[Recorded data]

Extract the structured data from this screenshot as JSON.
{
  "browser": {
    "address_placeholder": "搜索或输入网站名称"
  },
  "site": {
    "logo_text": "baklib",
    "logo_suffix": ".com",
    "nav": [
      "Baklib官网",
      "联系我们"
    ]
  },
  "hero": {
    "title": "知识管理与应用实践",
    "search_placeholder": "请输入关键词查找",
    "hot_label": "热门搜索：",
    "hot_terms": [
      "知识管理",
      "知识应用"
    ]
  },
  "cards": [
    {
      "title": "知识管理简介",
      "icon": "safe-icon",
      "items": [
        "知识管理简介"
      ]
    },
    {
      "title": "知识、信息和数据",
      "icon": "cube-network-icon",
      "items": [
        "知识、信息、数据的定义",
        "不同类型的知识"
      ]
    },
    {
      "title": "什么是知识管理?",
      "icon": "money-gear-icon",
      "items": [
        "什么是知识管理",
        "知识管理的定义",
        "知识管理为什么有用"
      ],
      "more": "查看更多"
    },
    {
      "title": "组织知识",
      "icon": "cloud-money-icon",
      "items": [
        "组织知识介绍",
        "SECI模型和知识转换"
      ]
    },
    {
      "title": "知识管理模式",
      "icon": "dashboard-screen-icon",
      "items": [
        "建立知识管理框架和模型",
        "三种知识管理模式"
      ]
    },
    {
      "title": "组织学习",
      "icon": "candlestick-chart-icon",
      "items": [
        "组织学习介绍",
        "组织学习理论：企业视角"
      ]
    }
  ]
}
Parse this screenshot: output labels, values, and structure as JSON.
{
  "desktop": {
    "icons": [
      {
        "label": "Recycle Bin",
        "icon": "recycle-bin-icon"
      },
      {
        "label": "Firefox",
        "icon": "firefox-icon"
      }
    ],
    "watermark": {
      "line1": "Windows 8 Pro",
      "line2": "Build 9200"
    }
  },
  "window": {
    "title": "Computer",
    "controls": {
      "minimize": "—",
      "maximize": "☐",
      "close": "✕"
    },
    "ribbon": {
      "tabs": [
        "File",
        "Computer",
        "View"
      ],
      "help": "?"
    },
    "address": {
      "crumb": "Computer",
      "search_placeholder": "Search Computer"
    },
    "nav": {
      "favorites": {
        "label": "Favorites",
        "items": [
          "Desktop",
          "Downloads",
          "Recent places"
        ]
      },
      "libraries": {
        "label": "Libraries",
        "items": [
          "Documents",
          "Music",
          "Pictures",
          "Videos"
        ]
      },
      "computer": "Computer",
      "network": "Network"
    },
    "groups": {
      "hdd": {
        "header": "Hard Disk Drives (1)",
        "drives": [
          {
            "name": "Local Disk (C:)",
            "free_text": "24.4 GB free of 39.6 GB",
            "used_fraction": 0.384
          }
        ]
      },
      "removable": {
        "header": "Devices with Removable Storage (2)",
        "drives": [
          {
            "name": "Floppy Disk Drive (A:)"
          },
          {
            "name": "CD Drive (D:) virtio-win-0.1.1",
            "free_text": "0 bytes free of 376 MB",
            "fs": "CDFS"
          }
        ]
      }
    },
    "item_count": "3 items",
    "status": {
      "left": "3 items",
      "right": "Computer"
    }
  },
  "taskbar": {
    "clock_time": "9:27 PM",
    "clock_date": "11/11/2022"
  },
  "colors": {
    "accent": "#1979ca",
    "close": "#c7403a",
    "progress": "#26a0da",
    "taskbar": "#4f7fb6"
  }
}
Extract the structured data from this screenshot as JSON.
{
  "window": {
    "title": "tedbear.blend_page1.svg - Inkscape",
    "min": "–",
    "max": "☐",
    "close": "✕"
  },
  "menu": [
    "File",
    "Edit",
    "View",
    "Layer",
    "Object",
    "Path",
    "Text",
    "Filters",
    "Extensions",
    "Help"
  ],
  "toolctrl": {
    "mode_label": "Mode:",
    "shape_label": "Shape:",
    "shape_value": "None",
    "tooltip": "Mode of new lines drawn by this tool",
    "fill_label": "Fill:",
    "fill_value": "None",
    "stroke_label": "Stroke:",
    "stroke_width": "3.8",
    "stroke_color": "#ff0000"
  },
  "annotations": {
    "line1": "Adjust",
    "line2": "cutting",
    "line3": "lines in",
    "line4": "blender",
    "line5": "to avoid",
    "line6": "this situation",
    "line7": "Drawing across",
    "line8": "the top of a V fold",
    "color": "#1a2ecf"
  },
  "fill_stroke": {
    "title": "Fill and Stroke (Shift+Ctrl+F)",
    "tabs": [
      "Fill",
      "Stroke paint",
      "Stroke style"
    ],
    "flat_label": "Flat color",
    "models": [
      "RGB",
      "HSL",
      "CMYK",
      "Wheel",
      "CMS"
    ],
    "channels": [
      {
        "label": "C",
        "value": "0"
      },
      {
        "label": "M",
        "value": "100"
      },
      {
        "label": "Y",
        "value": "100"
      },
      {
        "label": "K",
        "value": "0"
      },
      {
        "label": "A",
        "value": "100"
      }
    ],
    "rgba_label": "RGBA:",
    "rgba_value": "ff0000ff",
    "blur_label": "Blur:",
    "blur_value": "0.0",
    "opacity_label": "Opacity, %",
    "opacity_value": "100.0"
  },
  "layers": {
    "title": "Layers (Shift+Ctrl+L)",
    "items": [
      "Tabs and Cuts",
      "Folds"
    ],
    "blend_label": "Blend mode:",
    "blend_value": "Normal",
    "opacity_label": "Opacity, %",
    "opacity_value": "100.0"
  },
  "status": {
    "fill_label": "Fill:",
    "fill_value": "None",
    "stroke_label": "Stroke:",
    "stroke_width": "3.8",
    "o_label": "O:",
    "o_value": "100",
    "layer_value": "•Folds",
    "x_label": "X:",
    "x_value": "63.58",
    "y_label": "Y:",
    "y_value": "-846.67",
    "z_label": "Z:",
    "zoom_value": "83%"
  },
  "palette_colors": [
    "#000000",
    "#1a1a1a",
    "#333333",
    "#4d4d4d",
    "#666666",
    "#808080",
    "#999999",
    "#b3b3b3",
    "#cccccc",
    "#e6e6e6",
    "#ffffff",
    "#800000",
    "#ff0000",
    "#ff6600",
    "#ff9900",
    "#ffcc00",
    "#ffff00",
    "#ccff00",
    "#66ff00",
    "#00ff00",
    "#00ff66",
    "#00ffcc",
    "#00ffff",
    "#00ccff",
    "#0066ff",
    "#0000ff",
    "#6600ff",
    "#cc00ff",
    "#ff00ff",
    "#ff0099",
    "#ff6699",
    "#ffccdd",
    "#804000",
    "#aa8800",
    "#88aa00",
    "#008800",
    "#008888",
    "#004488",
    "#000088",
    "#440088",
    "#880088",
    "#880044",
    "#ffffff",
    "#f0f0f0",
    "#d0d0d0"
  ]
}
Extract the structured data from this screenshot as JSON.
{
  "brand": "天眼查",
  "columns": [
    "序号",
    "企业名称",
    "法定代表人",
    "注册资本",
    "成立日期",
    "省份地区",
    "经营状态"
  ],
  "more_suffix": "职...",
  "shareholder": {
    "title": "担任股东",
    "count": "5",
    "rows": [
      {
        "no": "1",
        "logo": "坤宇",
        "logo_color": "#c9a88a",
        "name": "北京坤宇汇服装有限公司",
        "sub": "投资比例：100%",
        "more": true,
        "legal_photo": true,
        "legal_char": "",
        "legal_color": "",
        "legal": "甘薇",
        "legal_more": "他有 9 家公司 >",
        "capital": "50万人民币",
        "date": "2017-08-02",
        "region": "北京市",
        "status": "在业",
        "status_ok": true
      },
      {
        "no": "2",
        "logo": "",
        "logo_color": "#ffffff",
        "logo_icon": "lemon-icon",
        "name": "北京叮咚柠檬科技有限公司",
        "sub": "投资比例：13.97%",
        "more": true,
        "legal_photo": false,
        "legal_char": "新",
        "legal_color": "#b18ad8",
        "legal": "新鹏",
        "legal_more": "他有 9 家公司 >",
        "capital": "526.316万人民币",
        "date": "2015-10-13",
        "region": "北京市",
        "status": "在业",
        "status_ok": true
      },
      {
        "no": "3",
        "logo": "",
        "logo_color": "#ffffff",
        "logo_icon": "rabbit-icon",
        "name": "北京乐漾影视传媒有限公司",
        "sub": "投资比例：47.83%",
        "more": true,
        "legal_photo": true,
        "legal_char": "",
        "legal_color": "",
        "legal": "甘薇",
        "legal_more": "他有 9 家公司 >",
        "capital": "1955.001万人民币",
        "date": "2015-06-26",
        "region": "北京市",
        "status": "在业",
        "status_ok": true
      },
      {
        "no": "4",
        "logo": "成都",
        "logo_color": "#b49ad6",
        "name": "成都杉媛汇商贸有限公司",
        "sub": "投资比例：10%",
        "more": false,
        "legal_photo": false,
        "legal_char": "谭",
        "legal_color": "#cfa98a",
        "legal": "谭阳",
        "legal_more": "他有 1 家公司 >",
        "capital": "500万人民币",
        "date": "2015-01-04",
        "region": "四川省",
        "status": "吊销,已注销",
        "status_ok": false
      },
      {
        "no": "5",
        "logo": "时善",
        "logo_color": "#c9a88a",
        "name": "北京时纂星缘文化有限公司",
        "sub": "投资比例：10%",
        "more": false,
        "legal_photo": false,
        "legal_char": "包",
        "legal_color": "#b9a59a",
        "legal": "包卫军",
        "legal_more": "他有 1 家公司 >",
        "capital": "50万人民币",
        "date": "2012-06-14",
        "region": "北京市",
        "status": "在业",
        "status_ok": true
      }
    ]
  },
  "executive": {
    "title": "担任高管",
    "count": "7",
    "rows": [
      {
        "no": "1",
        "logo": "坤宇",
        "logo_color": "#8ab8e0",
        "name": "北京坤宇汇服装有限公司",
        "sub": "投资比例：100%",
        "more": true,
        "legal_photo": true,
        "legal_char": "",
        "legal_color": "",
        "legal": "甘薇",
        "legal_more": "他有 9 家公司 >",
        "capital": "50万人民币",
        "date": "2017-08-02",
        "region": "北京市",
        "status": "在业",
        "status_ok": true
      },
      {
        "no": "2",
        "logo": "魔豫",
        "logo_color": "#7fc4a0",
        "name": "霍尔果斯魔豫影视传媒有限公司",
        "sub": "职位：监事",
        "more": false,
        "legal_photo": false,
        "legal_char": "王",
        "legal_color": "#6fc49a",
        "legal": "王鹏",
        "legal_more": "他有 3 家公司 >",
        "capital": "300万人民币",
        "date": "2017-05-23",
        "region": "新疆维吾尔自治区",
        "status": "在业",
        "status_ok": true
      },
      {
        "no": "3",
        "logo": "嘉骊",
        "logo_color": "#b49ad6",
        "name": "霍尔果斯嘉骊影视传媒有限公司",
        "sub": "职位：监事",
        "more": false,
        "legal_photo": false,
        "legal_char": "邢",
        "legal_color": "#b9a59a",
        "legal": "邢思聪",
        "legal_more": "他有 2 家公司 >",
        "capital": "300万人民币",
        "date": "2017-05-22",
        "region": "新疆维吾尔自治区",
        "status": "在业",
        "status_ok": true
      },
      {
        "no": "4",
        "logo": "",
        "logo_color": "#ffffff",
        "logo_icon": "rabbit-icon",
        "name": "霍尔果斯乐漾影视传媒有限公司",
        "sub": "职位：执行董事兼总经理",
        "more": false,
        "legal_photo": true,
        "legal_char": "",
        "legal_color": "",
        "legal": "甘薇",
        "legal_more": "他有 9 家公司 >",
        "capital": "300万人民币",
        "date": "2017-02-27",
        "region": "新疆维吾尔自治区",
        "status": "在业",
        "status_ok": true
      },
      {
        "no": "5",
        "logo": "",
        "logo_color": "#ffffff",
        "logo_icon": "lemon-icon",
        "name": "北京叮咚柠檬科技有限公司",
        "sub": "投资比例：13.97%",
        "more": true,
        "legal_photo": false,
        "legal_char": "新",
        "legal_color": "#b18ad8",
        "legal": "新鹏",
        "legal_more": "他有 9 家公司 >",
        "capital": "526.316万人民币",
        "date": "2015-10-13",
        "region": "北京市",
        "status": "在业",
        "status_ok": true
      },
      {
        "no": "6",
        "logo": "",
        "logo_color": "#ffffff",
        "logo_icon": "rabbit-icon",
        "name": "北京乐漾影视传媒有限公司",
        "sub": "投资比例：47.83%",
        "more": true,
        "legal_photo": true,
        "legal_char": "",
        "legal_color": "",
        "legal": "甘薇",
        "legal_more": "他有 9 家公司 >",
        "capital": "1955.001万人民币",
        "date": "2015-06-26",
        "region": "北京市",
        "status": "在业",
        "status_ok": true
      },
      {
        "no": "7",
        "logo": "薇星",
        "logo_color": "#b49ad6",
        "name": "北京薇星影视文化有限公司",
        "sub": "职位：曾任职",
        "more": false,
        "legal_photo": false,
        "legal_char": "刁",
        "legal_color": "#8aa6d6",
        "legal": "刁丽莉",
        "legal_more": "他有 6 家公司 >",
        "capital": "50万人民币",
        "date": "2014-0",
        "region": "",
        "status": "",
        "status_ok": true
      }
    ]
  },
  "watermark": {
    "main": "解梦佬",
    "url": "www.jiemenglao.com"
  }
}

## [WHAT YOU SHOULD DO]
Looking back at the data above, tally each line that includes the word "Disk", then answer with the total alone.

## [ANSWER SPACE]
3